An amazing story about the man sums up his immense talent (sadly gone waste due to his garrulous nature). Once, very deeply impressed by Sajjad Hussain’s Yeh hawa yeh raat yeh chandni (from Sangdil, Sajjad Hussain’s second best known film), the Ghazal King Madan Mohan created Tujhe kya sunaun mein dilruba, tere saamne mera haal hai( Aakhri Dao) on pretty much the same lines. At a concert when Madan Mohan walked past Sajjad, the miffed Sajjad acerbically taunted “Aaj kal toh parchaiyyan bhi ghoomne phirne lagi hain” . Madan Mohan to his credit responded that he could not find a better music director to copy. This reply made Sajjad Hussain speechless.

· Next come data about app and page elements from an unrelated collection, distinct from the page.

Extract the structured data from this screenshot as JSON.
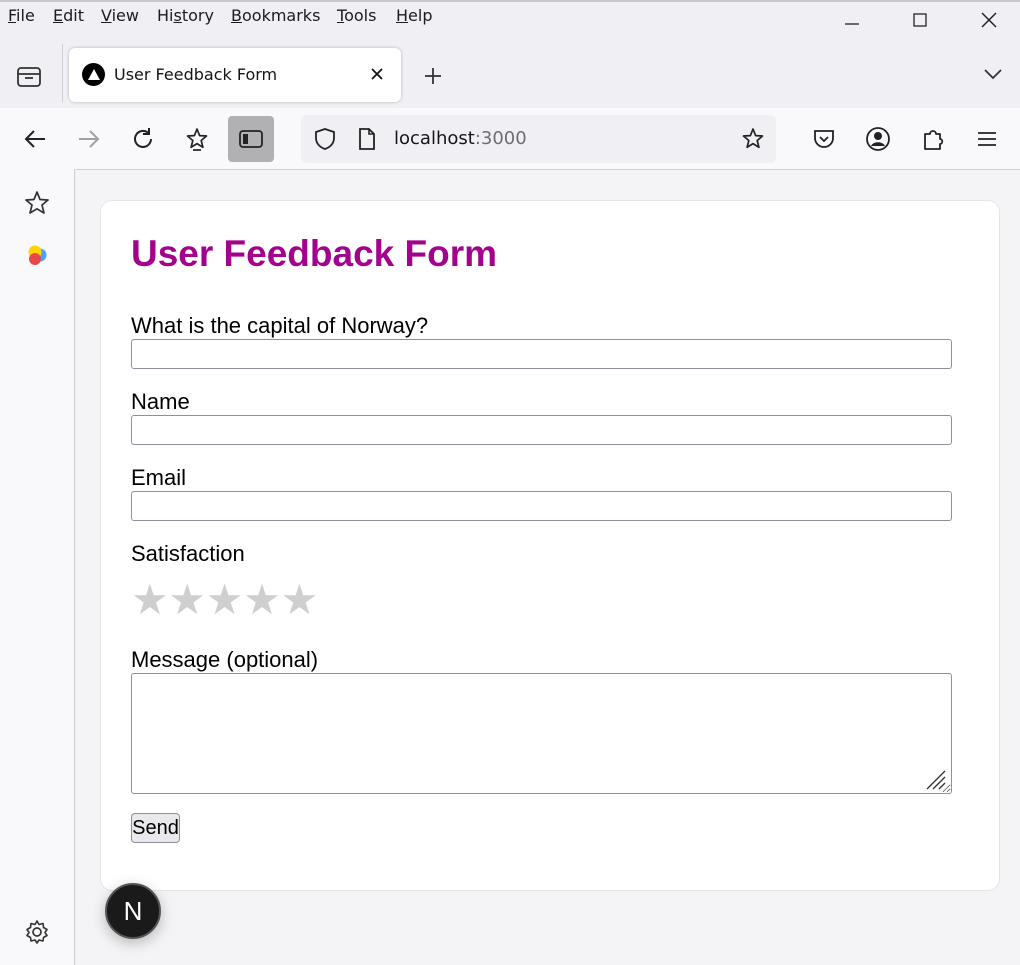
{
  "menu": {
    "file": {
      "accel": "F",
      "rest": "ile"
    },
    "edit": {
      "accel": "E",
      "rest": "dit"
    },
    "view": {
      "accel": "V",
      "rest": "iew"
    },
    "history": {
      "pre": "Hi",
      "accel": "s",
      "rest": "tory"
    },
    "bookmarks": {
      "accel": "B",
      "rest": "ookmarks"
    },
    "tools": {
      "accel": "T",
      "rest": "ools"
    },
    "help": {
      "accel": "H",
      "rest": "elp"
    }
  },
  "tab": {
    "title": "User Feedback Form"
  },
  "urlbar": {
    "host": "localhost",
    "port": ":3000"
  },
  "form": {
    "title": "User Feedback Form",
    "question_label": "What is the capital of Norway?",
    "question_value": "",
    "name_label": "Name",
    "name_value": "",
    "email_label": "Email",
    "email_value": "",
    "satisfaction_label": "Satisfaction",
    "satisfaction_rating": 0,
    "satisfaction_max": 5,
    "star_glyph": "★",
    "message_label": "Message (optional)",
    "message_value": "",
    "send_label": "Send"
  },
  "badge": {
    "letter": "N"
  },
  "colors": {
    "title": "#a3038c",
    "star_empty": "#cfcfcf",
    "accent_active": "#b1b1b4"
  }
}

Sajjad Hussain will always remain one of the great “What If” stories in Bollywood. What if he had learnt to temper his anger? What if he had learnt to be more civil to others around him? Undoubtedly the result would have satiated us, the film music aficionados much more. As things stand listening to the small number of compositions we can get to hear always leaves a sense of wanting even more from the man. A genius, undoubtedly, sadly not expressed adequately due to his own foibles.
Have a great day ahead, folks, and enjoy the music of the man, undoubtedly one of the greats. The Bhishmapitamaha of Hindi Film Music, the great Anil Biswas once commented about him “By all standards Sajjad Hussain was an original, a genius music director, different from all others and each of his musical composition carried most difficult notations, which he himself used to create and took utmost pleasure out of it.”
Stay safe and healthy. Stay happy and away from harm’s way. Stay away from everything coming from the Chinese, today, tomorrow and forever